The results of the survey titled “Do controlled vocabularies matter?” which was conducted by Semantic Web Company from May until June 2011 are public now. Over 150 participants from 27 countries draw a picture of the current and future usage behaviour in the realm of controlled vocabularies.
Here are three of the most interesting outcomes of this questionnaire – the whole report can be found and downloaded on issuu:
Do you think enterprises and other organizations can significantly benefit from using Linked Data?
The answer is a clear YES. A subsequent question also reveals that all kind of organisation sizes have about the same opinion concerning linked data. Only few people think that linked data is a “niche thing”. In general it can be said, that over 90% of the participants think that most or at least some organisations can benefit from using linked data.
Do you think that search engines which utilize thesauri to improve results will become main-stream
The results of this question are amazing: Two thirds of the participants think that thesaurus based search is already or will become main-stream in the near future. Scepticism towards this development seems to be low – at least it can be stated, that a clear majority thinks that thesaurus based search engines will become main stream in the near future.
How important is the usage of standards like SKOS for controlled vocabularies?
The results speak for themselves. The majority of the participants are convinced that standards like SKOS are important for their daily work. In August 2009 W3C announced the new SKOS standard – now, nearly two years after, it looks like this standard has well arrived. 48.7% stated that standards like SKOS are very important and 29.1% voted for “relevant”.
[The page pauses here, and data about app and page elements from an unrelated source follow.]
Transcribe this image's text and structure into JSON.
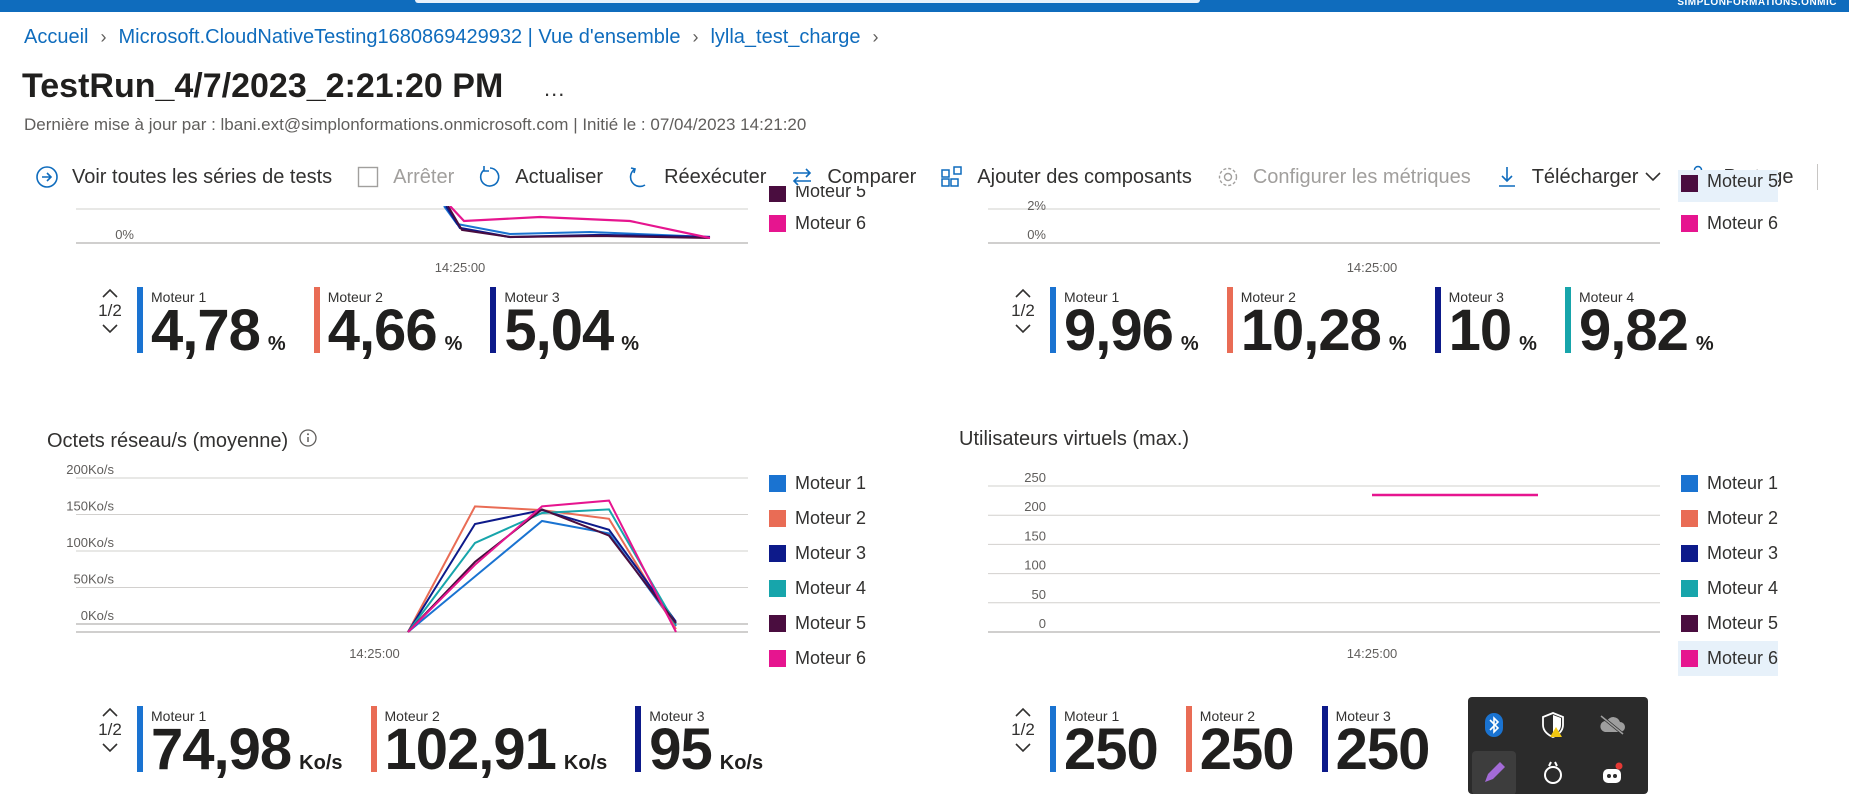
{
  "topbar": {
    "corner_text": "SIMPLONFORMATIONS.ONMIC"
  },
  "breadcrumb": {
    "items": [
      "Accueil",
      "Microsoft.CloudNativeTesting1680869429932 | Vue d'ensemble",
      "lylla_test_charge"
    ],
    "separator": ">"
  },
  "page": {
    "title": "TestRun_4/7/2023_2:21:20 PM",
    "more": "...",
    "subtitle": "Dernière mise à jour par : lbani.ext@simplonformations.onmicrosoft.com | Initié le : 07/04/2023 14:21:20"
  },
  "toolbar": {
    "all_runs": "Voir toutes les séries de tests",
    "stop": "Arrêter",
    "refresh": "Actualiser",
    "rerun": "Réexécuter",
    "compare": "Comparer",
    "add_components": "Ajouter des composants",
    "configure_metrics": "Configurer les métriques",
    "download": "Télécharger",
    "share": "Partage",
    "more": "..."
  },
  "colors": {
    "engine1": "#1a73d1",
    "engine2": "#e96c55",
    "engine3": "#0d1a8a",
    "engine4": "#17a5ab",
    "engine5": "#4a0d3f",
    "engine6": "#e6158f"
  },
  "top_left": {
    "y_tick": "0%",
    "x_tick": "14:25:00",
    "legend": [
      "Moteur 5",
      "Moteur 6"
    ],
    "pager": "1/2",
    "metrics": [
      {
        "label": "Moteur 1",
        "value": "4,78",
        "unit": "%"
      },
      {
        "label": "Moteur 2",
        "value": "4,66",
        "unit": "%"
      },
      {
        "label": "Moteur 3",
        "value": "5,04",
        "unit": "%"
      }
    ]
  },
  "top_right": {
    "y_ticks": [
      "2%",
      "0%"
    ],
    "x_tick": "14:25:00",
    "legend": [
      "Moteur 5",
      "Moteur 6"
    ],
    "pager": "1/2",
    "metrics": [
      {
        "label": "Moteur 1",
        "value": "9,96",
        "unit": "%"
      },
      {
        "label": "Moteur 2",
        "value": "10,28",
        "unit": "%"
      },
      {
        "label": "Moteur 3",
        "value": "10",
        "unit": "%"
      },
      {
        "label": "Moteur 4",
        "value": "9,82",
        "unit": "%"
      }
    ]
  },
  "network": {
    "title": "Octets réseau/s (moyenne)",
    "pager": "1/2",
    "metrics": [
      {
        "label": "Moteur 1",
        "value": "74,98",
        "unit": "Ko/s"
      },
      {
        "label": "Moteur 2",
        "value": "102,91",
        "unit": "Ko/s"
      },
      {
        "label": "Moteur 3",
        "value": "95",
        "unit": "Ko/s"
      }
    ]
  },
  "users": {
    "title": "Utilisateurs virtuels (max.)",
    "pager": "1/2",
    "metrics": [
      {
        "label": "Moteur 1",
        "value": "250",
        "unit": ""
      },
      {
        "label": "Moteur 2",
        "value": "250",
        "unit": ""
      },
      {
        "label": "Moteur 3",
        "value": "250",
        "unit": ""
      }
    ]
  },
  "tray": {
    "icons": [
      "bluetooth-icon",
      "security-warning-icon",
      "cloud-offline-icon",
      "pen-icon",
      "app-icon",
      "bot-icon"
    ]
  },
  "chart_data": [
    {
      "type": "line",
      "title": "Octets réseau/s (moyenne)",
      "x": [
        "t0",
        "t1",
        "t2",
        "t3",
        "t4",
        "t5",
        "t6",
        "t7",
        "t8",
        "t9"
      ],
      "x_tick_labels": [
        "14:25:00"
      ],
      "x_tick_index": 3.5,
      "y_tick_labels": [
        "200Ko/s",
        "150Ko/s",
        "100Ko/s",
        "50Ko/s",
        "0Ko/s"
      ],
      "ylim": [
        0,
        200
      ],
      "y_tick_values": [
        200,
        150,
        100,
        50,
        0
      ],
      "grid": true,
      "legend_position": "right",
      "series": [
        {
          "name": "Moteur 1",
          "values": [
            null,
            null,
            null,
            null,
            0,
            76,
            152,
            135,
            8,
            null
          ]
        },
        {
          "name": "Moteur 2",
          "values": [
            null,
            null,
            null,
            null,
            0,
            172,
            167,
            155,
            4,
            null
          ]
        },
        {
          "name": "Moteur 3",
          "values": [
            null,
            null,
            null,
            null,
            0,
            148,
            167,
            140,
            14,
            null
          ]
        },
        {
          "name": "Moteur 4",
          "values": [
            null,
            null,
            null,
            null,
            0,
            122,
            163,
            168,
            10,
            null
          ]
        },
        {
          "name": "Moteur 5",
          "values": [
            null,
            null,
            null,
            null,
            0,
            96,
            168,
            132,
            12,
            null
          ]
        },
        {
          "name": "Moteur 6",
          "values": [
            null,
            null,
            null,
            null,
            0,
            92,
            172,
            180,
            0,
            null
          ]
        }
      ]
    },
    {
      "type": "line",
      "title": "Utilisateurs virtuels (max.)",
      "x_tick_labels": [
        "14:25:00"
      ],
      "y_tick_labels": [
        "250",
        "200",
        "150",
        "100",
        "50",
        "0"
      ],
      "ylim": [
        0,
        250
      ],
      "grid": true,
      "legend_position": "right",
      "series": [
        {
          "name": "Moteur 1",
          "values": []
        },
        {
          "name": "Moteur 2",
          "values": []
        },
        {
          "name": "Moteur 3",
          "values": []
        },
        {
          "name": "Moteur 4",
          "values": []
        },
        {
          "name": "Moteur 5",
          "values": []
        },
        {
          "name": "Moteur 6",
          "values": [
            250,
            250
          ]
        }
      ]
    }
  ]
}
As an overall result of the survey it can be stated: Semantic Web community has done a great job to convince the controlled vocabulary people to benefit from SKOS and linked data – on the other side only 3-5% are aware of SPARQL as a valuable resource to build standard APIs around controlled vocabularies to lower costs when implementing such knowledge organization systems.
Many thanks to all participants of this survey!